━━━ SUPPLIED MATERIAL

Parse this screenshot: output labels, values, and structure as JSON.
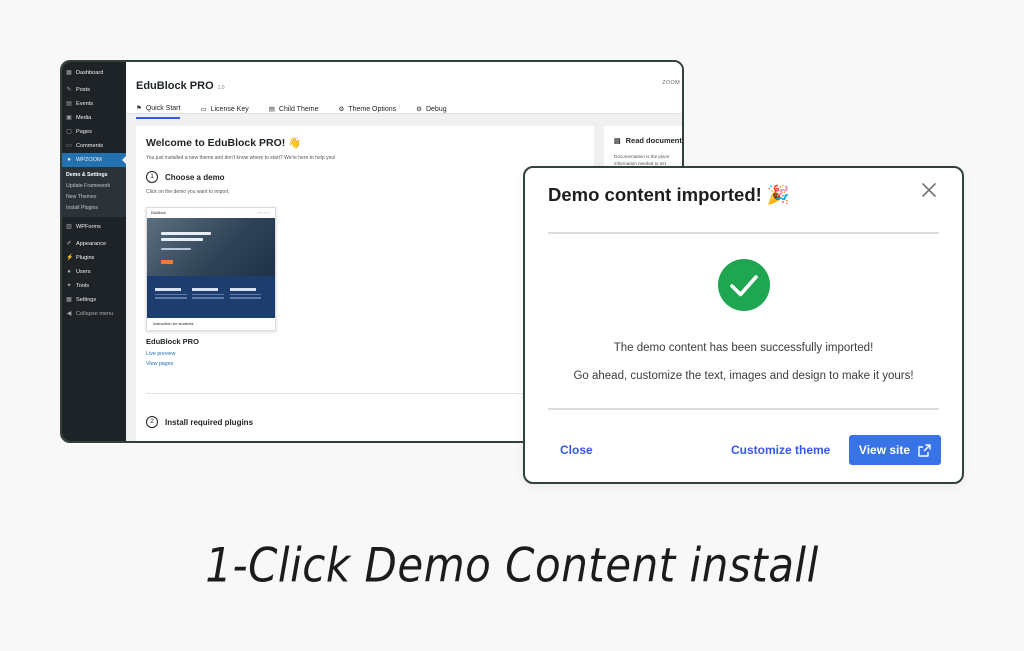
{
  "sidebar": {
    "items": [
      {
        "label": "Dashboard",
        "icon": "dashboard-icon"
      },
      {
        "label": "Posts",
        "icon": "pin-icon"
      },
      {
        "label": "Events",
        "icon": "calendar-icon"
      },
      {
        "label": "Media",
        "icon": "media-icon"
      },
      {
        "label": "Pages",
        "icon": "page-icon"
      },
      {
        "label": "Comments",
        "icon": "comment-icon"
      },
      {
        "label": "WPZOOM",
        "icon": "wpzoom-icon"
      }
    ],
    "submenu": [
      "Demo & Settings",
      "Update Framework",
      "New Themes",
      "Install Plugins"
    ],
    "items_after": [
      {
        "label": "WPForms",
        "icon": "form-icon"
      },
      {
        "label": "Appearance",
        "icon": "brush-icon"
      },
      {
        "label": "Plugins",
        "icon": "plug-icon"
      },
      {
        "label": "Users",
        "icon": "user-icon"
      },
      {
        "label": "Tools",
        "icon": "wrench-icon"
      },
      {
        "label": "Settings",
        "icon": "settings-icon"
      },
      {
        "label": "Collapse menu",
        "icon": "collapse-icon"
      }
    ]
  },
  "header": {
    "title": "EduBlock PRO",
    "version": "1.0",
    "brand": "ZOOM",
    "tabs": [
      "Quick Start",
      "License Key",
      "Child Theme",
      "Theme Options",
      "Debug"
    ]
  },
  "welcome": {
    "title": "Welcome to EduBlock PRO! 👋",
    "subtitle": "You just installed a new theme and don't know where to start? We're here to help you!",
    "step1_num": "1",
    "step1_label": "Choose a demo",
    "step1_hint": "Click on the demo you want to import.",
    "thumb_brand": "EduBlock",
    "thumb_footer": "Instruction for students",
    "demo_name": "EduBlock PRO",
    "live_preview": "Live preview",
    "view_pages": "View pages",
    "step2_num": "2",
    "step2_label": "Install required plugins"
  },
  "docs": {
    "title": "Read documentation",
    "text_line1": "Documentation is the place",
    "text_line2": "information needed to set"
  },
  "modal": {
    "title": "Demo content imported! 🎉",
    "message1": "The demo content has been successfully imported!",
    "message2": "Go ahead, customize the text, images and design to make it yours!",
    "close_label": "Close",
    "customize_label": "Customize theme",
    "view_label": "View site",
    "colors": {
      "success": "#1ea651",
      "primary": "#3873e8",
      "link": "#3858e9"
    }
  },
  "caption": "1-Click Demo Content install"
}
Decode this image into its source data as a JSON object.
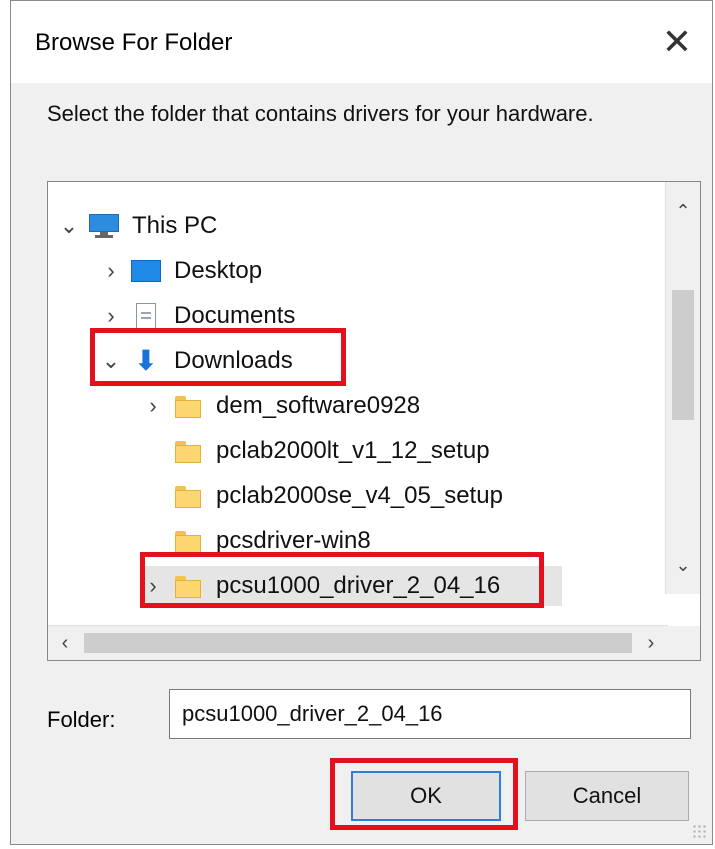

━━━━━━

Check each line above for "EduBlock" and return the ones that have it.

WRITTEN RESPONSE:
    "title": "EduBlock PRO",
    "title": "Welcome to EduBlock PRO! 👋",
    "thumb_brand": "EduBlock",
    "demo_name": "EduBlock PRO",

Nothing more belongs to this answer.